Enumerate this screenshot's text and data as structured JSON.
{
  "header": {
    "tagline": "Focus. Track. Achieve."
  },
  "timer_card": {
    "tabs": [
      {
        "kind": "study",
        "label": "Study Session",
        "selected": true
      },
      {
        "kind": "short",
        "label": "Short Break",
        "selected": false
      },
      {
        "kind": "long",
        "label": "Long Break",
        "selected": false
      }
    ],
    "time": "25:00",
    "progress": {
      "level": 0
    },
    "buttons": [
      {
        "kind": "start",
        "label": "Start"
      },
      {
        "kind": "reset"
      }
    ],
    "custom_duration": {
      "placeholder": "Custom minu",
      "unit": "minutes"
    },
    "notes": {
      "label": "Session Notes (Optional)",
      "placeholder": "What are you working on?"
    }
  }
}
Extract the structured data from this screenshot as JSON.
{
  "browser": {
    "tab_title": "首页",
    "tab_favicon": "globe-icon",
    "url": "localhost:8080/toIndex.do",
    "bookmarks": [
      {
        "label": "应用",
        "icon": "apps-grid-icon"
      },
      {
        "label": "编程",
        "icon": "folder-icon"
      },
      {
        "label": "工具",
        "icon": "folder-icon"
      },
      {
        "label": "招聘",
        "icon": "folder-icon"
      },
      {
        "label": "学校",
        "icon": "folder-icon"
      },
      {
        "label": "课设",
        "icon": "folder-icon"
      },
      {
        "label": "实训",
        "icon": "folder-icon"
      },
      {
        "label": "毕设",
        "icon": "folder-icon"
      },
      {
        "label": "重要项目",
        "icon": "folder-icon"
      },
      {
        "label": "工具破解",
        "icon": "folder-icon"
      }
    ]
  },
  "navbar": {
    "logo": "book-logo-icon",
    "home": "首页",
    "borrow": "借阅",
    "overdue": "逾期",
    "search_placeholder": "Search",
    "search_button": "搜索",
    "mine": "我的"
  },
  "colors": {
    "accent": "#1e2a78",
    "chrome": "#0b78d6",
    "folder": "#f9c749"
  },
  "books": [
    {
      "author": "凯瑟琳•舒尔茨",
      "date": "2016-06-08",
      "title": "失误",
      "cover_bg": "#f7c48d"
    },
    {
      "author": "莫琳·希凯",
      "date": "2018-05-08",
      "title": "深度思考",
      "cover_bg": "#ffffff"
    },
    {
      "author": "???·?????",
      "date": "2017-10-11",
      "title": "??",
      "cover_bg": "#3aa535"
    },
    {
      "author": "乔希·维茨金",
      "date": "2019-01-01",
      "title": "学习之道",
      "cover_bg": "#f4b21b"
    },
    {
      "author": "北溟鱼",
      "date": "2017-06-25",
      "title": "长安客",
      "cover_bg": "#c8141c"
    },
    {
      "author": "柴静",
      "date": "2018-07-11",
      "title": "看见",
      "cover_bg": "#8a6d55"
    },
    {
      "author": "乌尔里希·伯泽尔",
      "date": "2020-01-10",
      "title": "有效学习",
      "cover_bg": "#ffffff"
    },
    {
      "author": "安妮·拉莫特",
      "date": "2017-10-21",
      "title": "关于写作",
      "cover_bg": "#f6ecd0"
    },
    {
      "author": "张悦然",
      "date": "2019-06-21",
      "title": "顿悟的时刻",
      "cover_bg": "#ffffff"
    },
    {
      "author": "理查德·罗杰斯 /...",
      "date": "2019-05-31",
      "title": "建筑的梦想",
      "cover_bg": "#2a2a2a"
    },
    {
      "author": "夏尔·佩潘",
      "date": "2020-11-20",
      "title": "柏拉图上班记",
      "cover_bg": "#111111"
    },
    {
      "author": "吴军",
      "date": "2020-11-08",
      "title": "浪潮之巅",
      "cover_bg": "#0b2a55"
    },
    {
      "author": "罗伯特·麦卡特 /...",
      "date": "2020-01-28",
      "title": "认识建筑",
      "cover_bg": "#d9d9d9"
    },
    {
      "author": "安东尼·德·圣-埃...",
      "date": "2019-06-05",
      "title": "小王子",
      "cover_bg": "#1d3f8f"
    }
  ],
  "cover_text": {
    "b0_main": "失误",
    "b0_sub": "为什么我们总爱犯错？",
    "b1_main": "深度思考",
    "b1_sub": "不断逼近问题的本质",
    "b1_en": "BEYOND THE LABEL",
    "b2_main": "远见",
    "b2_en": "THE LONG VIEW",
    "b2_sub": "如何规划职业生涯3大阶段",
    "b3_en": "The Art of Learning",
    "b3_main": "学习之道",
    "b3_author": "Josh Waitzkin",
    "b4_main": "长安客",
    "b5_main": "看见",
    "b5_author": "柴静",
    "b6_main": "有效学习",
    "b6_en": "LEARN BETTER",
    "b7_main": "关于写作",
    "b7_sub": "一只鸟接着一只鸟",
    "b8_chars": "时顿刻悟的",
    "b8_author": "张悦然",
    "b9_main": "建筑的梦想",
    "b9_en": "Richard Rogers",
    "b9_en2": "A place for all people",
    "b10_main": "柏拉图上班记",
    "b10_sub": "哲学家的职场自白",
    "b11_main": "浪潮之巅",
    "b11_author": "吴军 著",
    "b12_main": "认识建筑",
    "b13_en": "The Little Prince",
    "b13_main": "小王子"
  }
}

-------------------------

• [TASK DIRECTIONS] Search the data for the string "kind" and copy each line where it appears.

• [EXERCISE RESPONSE]
        "kind": "study",
        "kind": "short",
        "kind": "long",
        "kind": "start",
        "kind": "reset"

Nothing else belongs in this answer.